◆ Records drawn from a dataset ◆
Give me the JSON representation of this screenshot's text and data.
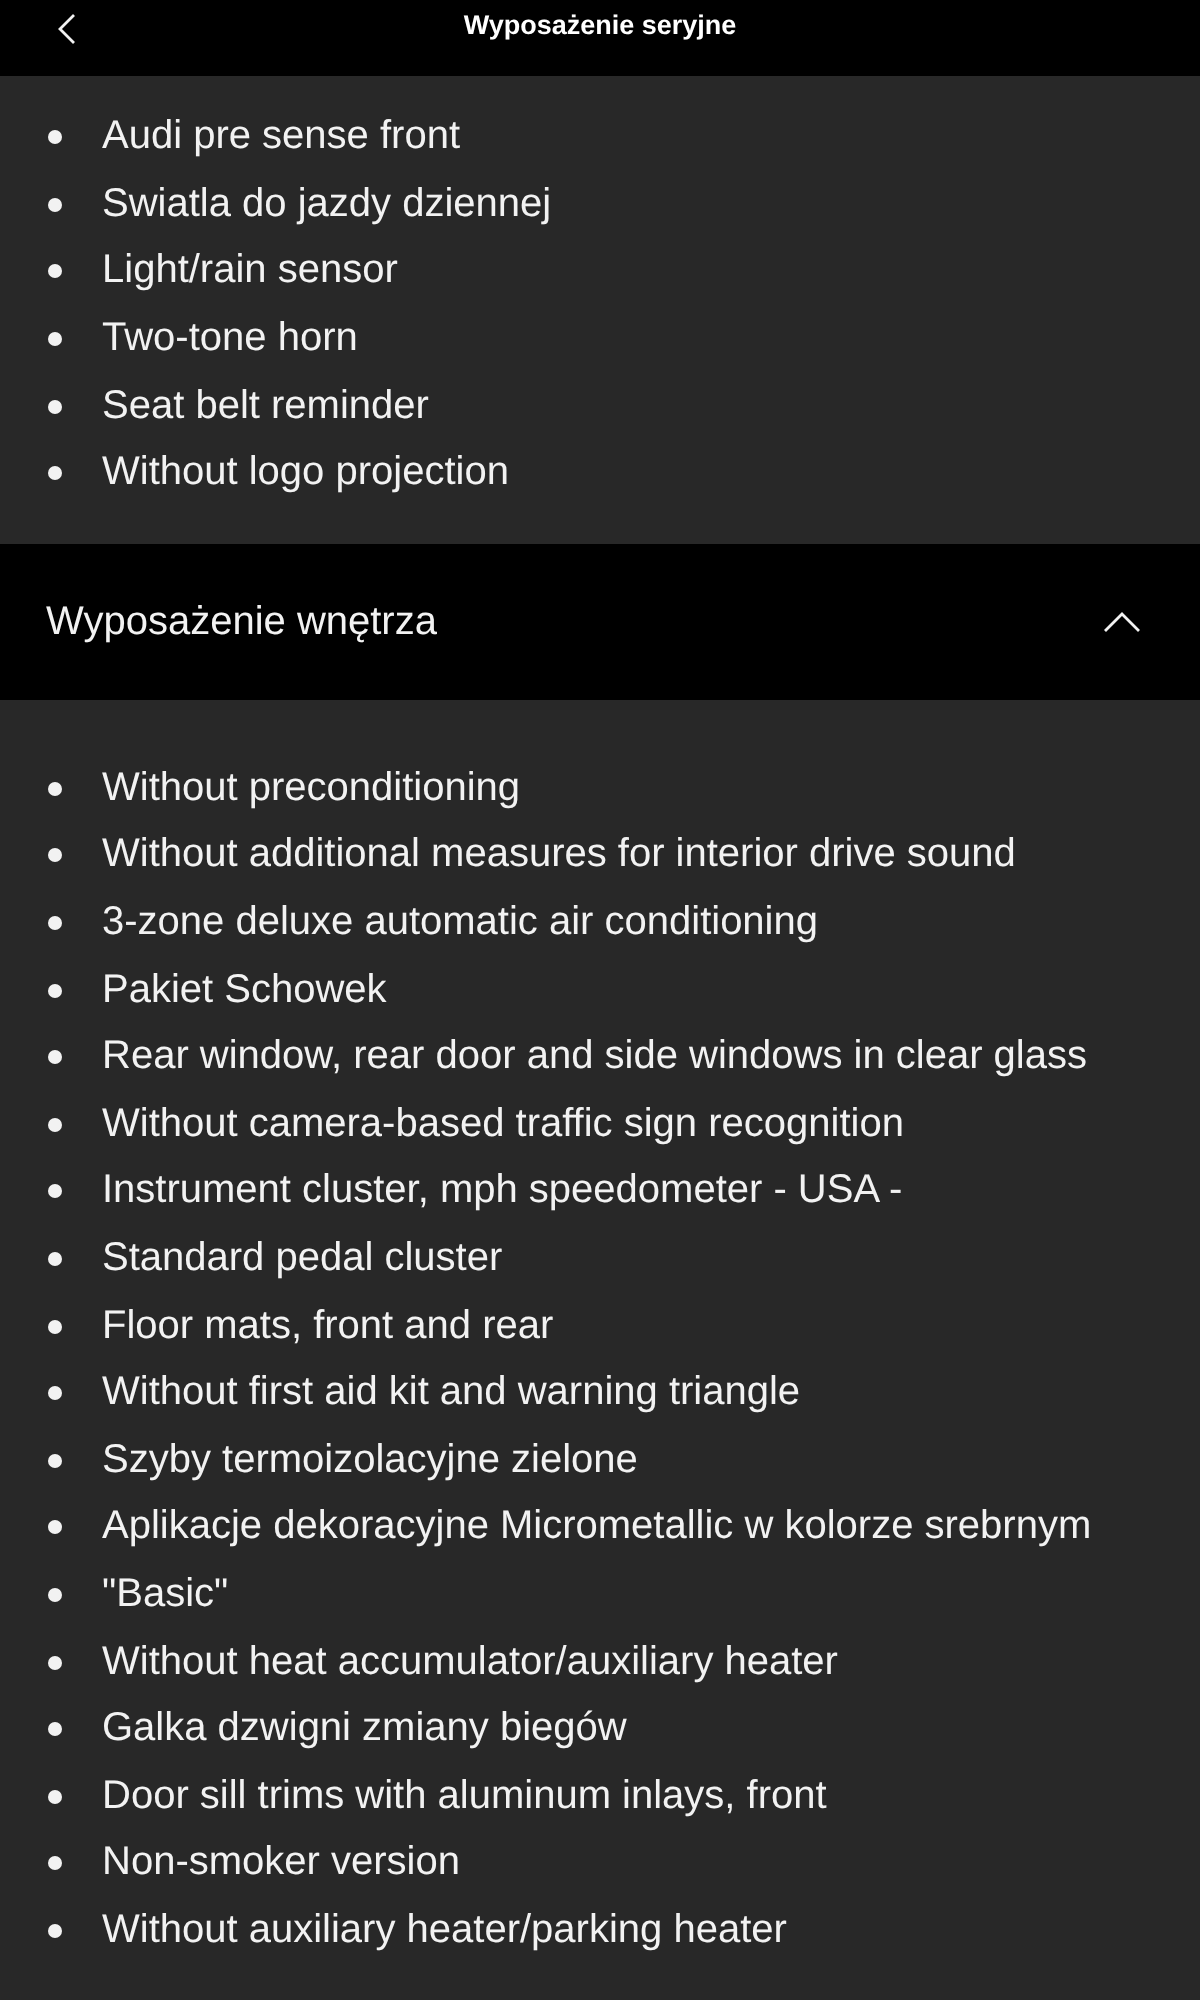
{
  "top_bar": {
    "title": "Wyposażenie seryjne"
  },
  "upper_list": {
    "items": [
      "Audi pre sense front",
      "Swiatla do jazdy dziennej",
      "Light/rain sensor",
      "Two-tone horn",
      "Seat belt reminder",
      "Without logo projection"
    ]
  },
  "section": {
    "title": "Wyposażenie wnętrza",
    "expanded": true,
    "items": [
      "Without preconditioning",
      "Without additional measures for interior drive sound",
      "3-zone deluxe automatic air conditioning",
      "Pakiet Schowek",
      "Rear window, rear door and side windows in clear glass",
      "Without camera-based traffic sign recognition",
      "Instrument cluster, mph speedometer - USA -",
      "Standard pedal cluster",
      "Floor mats, front and rear",
      "Without first aid kit and warning triangle",
      "Szyby termoizolacyjne zielone",
      "Aplikacje dekoracyjne Micrometallic w kolorze srebrnym",
      "\"Basic\"",
      "Without heat accumulator/auxiliary heater",
      "Galka dzwigni zmiany biegów",
      "Door sill trims with aluminum inlays, front",
      "Non-smoker version",
      "Without auxiliary heater/parking heater"
    ]
  }
}
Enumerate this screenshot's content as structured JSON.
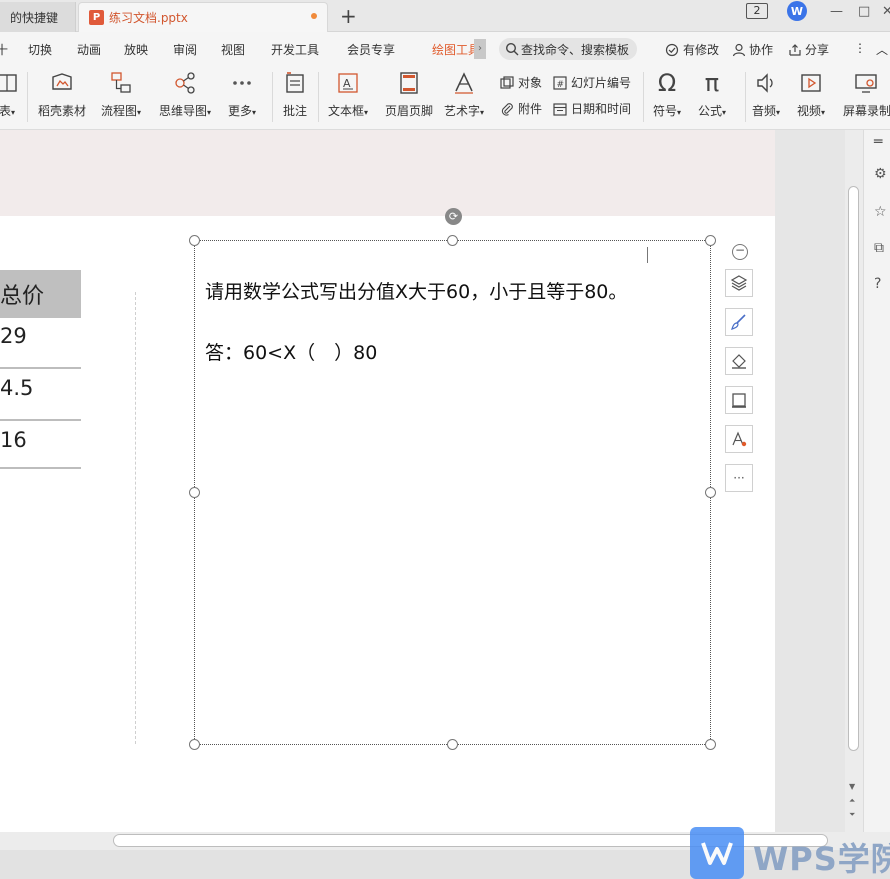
{
  "tabs": [
    {
      "label": "的快捷键"
    },
    {
      "label": "练习文档.pptx",
      "icon": "P"
    }
  ],
  "window": {
    "badge": "2",
    "brand_letter": "W",
    "minimize": "—",
    "maximize": "□",
    "close": "✕"
  },
  "menu": {
    "items": [
      "切换",
      "动画",
      "放映",
      "审阅",
      "视图",
      "开发工具",
      "会员专享",
      "绘图工具"
    ],
    "first_partial": "十",
    "more_arrow": "›",
    "search_placeholder": "查找命令、搜索模板",
    "actions": {
      "changes": "有修改",
      "collab": "协作",
      "share": "分享"
    },
    "more": "⋮",
    "collapse": "︿"
  },
  "ribbon": {
    "partial_first": "表",
    "buttons": [
      {
        "label": "稻壳素材"
      },
      {
        "label": "流程图"
      },
      {
        "label": "思维导图"
      },
      {
        "label": "更多"
      },
      {
        "label": "批注"
      },
      {
        "label": "文本框"
      },
      {
        "label": "页眉页脚"
      },
      {
        "label": "艺术字"
      },
      {
        "label": "符号"
      },
      {
        "label": "公式"
      },
      {
        "label": "音频"
      },
      {
        "label": "视频"
      },
      {
        "label": "屏幕录制"
      }
    ],
    "small": {
      "object": "对象",
      "slide_number": "幻灯片编号",
      "attachment": "附件",
      "datetime": "日期和时间"
    },
    "dropdown_marker": "▾"
  },
  "slide": {
    "table": {
      "header": "总价",
      "cells": [
        "29",
        "4.5",
        "16"
      ]
    },
    "textbox": {
      "line1": "请用数学公式写出分值X大于60，小于且等于80。",
      "line2": "答：60<X（　）80"
    }
  },
  "float_tools": {
    "more": "···"
  },
  "watermark": {
    "text": "WPS学院"
  }
}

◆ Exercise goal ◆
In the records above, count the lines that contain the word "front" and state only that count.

◆ Exercise answer ◆
3